[Items from a dataset]
★ ★ ★

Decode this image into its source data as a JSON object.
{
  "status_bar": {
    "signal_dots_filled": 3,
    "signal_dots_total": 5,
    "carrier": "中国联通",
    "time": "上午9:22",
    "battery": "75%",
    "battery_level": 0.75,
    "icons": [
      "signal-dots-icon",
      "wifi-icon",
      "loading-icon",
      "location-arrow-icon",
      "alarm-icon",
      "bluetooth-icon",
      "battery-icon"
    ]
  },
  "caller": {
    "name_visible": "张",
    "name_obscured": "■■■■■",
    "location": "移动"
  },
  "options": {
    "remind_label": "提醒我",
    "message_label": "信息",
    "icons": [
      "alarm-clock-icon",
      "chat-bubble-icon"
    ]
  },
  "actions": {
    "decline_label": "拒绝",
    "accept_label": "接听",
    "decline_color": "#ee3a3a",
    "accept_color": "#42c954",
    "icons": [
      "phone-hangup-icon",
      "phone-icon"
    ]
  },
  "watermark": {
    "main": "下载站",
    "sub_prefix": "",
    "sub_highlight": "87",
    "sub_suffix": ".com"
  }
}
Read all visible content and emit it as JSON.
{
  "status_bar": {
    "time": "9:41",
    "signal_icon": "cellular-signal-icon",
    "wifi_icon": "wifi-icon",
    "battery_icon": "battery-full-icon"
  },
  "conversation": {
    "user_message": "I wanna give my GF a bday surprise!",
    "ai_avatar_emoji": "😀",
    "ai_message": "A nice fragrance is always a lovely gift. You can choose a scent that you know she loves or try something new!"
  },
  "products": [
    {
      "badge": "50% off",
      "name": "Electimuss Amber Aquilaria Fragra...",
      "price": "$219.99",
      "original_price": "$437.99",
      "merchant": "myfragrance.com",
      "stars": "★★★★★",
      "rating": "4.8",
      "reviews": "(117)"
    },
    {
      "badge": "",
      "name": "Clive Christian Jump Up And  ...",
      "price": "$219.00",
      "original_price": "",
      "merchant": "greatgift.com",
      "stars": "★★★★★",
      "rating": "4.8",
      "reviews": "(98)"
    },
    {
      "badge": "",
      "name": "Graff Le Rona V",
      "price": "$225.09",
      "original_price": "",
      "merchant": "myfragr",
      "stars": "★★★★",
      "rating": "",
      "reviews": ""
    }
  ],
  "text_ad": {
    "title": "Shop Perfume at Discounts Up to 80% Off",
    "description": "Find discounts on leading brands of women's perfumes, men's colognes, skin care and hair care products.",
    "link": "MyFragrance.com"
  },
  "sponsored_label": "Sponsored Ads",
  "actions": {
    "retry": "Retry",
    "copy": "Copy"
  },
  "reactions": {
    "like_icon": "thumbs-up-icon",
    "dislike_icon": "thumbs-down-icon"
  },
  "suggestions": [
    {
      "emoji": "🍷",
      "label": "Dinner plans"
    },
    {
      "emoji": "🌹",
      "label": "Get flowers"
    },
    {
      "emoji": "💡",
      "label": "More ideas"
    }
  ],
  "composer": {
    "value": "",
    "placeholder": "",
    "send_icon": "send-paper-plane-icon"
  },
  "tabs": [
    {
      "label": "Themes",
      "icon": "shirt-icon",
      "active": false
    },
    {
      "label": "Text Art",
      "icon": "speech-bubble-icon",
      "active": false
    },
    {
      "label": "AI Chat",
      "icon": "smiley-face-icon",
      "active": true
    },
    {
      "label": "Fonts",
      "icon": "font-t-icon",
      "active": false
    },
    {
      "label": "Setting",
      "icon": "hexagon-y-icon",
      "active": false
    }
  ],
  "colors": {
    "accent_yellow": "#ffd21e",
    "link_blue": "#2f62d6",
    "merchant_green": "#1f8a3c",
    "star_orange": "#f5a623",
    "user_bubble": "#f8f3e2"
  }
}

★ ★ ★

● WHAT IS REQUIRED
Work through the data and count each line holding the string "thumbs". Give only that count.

● EXERCISE RESULT
2